How we change what others think, feel, believe and do
We are interpellated, or 'hailed' into subject positions. Thus a policeman who calls to us is interpellating us into a subject position of subjugation by the state. For this to work, we must recognize and accept this subject position.
The process of identification thus creates identity. You identify me and I become that me that you have identified.
A strange fact is that we seem to recognize ourselves when we are hailed. I know that it is me who is being called as I unconsciously accept the subject position. It is as if we had always-already been there. The apparent freedom with which we accept the position only serves to cement us further into it.
Interpellation can be considered as 'recruitment' as it invites a person into a subject position. When they do so, the consistency principle then leads them into a cycle of investment whereby they bond their sense of identity both to the subject position and also the underlying ideology.
Interpellation was described by Althusser in his reinterpretation of Marxism and the position of the subject. He explained how Ideological State Apparatuses interpellated the subjects into ideological positions.
The position we take is relative to a more significant, superior and central 'Other Subject', whether it is the state, God or some other ultimate authority. The person-as-subject is thus defined by the other and the person recognizes themselves as an image or reflection of the Other. This allows the person to claim the quality of the Other but also requires subjugation to the Other. To deny the Other is to deny one's own existence.
Thus we are become trapped within an ideology that creates an Other and hence the person.
Althusser uses Lacan's mirror phase to highlight how subjects are interpellated, but does not recognize the critical misrecognition that Lacan highlights. Althusser has also been criticized for how his subject is magically created of nowhere (what is there before the subject?).

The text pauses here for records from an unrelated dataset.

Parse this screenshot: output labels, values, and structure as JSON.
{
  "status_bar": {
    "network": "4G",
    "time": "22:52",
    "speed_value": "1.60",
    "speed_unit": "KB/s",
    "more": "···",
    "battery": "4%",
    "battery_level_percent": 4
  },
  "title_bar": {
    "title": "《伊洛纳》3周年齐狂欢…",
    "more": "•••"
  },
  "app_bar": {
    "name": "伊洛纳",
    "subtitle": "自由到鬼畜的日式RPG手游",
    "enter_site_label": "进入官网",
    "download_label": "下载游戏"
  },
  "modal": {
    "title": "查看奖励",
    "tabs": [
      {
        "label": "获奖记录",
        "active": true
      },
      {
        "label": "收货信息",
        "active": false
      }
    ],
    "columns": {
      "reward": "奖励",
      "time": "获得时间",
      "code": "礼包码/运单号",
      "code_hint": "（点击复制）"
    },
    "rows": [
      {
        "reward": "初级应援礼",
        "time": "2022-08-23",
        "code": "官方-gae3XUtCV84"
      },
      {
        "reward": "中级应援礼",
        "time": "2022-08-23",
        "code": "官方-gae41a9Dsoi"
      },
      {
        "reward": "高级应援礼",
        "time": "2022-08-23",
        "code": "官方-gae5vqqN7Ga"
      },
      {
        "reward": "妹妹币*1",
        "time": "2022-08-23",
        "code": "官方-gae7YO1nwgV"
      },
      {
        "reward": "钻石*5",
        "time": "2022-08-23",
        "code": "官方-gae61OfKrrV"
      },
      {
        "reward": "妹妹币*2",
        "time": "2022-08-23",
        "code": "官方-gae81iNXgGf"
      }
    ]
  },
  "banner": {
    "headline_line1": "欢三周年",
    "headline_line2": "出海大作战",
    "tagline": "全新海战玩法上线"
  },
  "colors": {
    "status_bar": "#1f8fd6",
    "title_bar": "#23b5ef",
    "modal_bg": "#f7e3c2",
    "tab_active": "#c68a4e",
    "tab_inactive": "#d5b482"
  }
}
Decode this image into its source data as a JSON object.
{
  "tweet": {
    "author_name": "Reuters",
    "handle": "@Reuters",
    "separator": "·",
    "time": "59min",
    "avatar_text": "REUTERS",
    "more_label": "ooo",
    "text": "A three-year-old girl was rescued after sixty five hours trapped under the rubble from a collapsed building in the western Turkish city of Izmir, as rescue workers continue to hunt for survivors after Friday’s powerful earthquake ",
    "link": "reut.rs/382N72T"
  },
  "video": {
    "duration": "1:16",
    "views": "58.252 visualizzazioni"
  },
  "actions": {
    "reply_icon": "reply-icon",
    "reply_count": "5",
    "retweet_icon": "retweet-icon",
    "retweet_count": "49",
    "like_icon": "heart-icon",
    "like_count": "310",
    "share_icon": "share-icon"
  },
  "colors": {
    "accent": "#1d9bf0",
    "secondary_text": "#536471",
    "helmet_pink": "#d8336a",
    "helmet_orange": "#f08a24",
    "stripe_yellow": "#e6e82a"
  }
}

Althusser, L. (1989). 'Ideology and ideological state apparatuses' in Lenin and Philosophy and other Essays. London: New Left Books pp 170-86